Ban Chiang on the Khorat Plateau in northwest Thailand, one of the most famous archaeological sites in the country, is noted for the production of a wide range of technologically and aesthetically sophisticated ceramics dating from the third millennium B.C. to the third century A.D. As a result, similar works, of unknown provenance, are often attributed to this site. It is possible, however, that many such items were made at related but less well known centers on the plateau or elsewhere in mainland Southeast Asia.

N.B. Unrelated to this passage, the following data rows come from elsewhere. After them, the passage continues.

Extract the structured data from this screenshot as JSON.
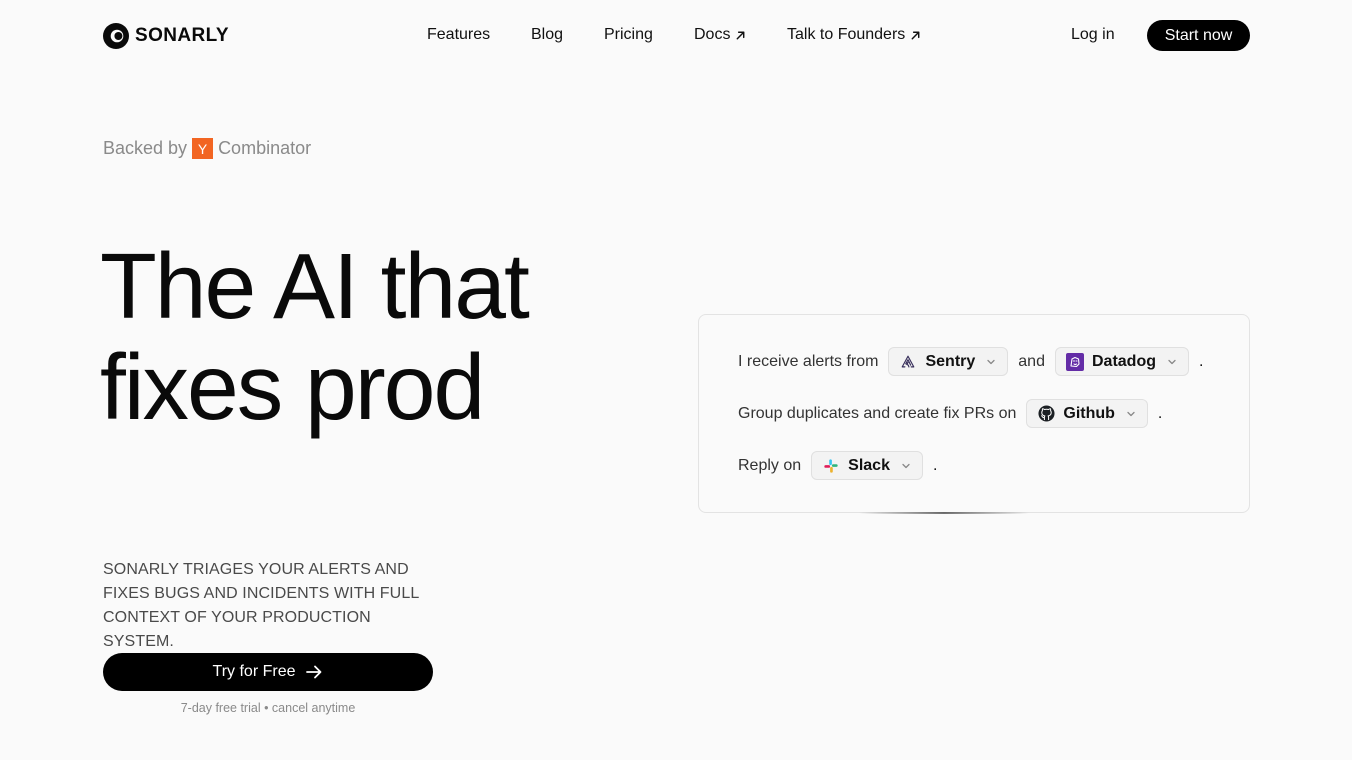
{
  "header": {
    "logo_text": "SONARLY",
    "nav": [
      {
        "label": "Features",
        "external": false
      },
      {
        "label": "Blog",
        "external": false
      },
      {
        "label": "Pricing",
        "external": false
      },
      {
        "label": "Docs",
        "external": true
      },
      {
        "label": "Talk to Founders",
        "external": true
      }
    ],
    "login_label": "Log in",
    "start_label": "Start now"
  },
  "hero": {
    "backed_prefix": "Backed by",
    "yc_letter": "Y",
    "backed_suffix": "Combinator",
    "headline_line1": "The AI that",
    "headline_line2": "fixes prod",
    "subtext_lines": [
      "SONARLY TRIAGES YOUR ALERTS AND",
      "FIXES BUGS AND INCIDENTS WITH FULL",
      "CONTEXT OF YOUR PRODUCTION SYSTEM."
    ],
    "cta_label": "Try for Free",
    "trial_note": "7-day free trial • cancel anytime"
  },
  "config": {
    "row1": {
      "text": "I receive alerts from",
      "source1": "Sentry",
      "joiner": "and",
      "source2": "Datadog",
      "end": "."
    },
    "row2": {
      "text": "Group duplicates and create fix PRs on",
      "target": "Github",
      "end": "."
    },
    "row3": {
      "text": "Reply on",
      "channel": "Slack",
      "end": "."
    }
  },
  "colors": {
    "yc_orange": "#f26522",
    "datadog_purple": "#632ca6",
    "primary_button": "#000000"
  }
}
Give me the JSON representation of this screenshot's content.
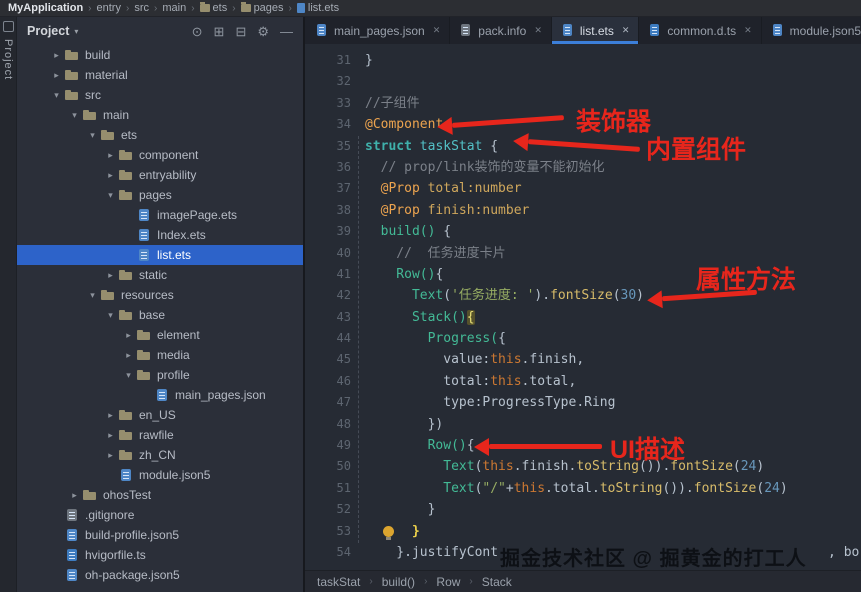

This striking beaker-shaped vessel is typical of works attributed to the earliest phases at Ban Chiang. It was formed in two pieces: a large open-mouthed container with a rounded base that is placed into a shorter pedestal with a broad foot. A prominent flange conceals the seams where the two sections are joined. Covering the entire surface of the vessel, exuberant curvilinear forms were first incised and then further elaborated with impressed decoration. The dark gray color of the vessel is the result of both firing in hot wood first and the glow of oxygen over the vessel as the fire died down. Traces of burnishing are visible on the surface of the vessel, particularly in the interior.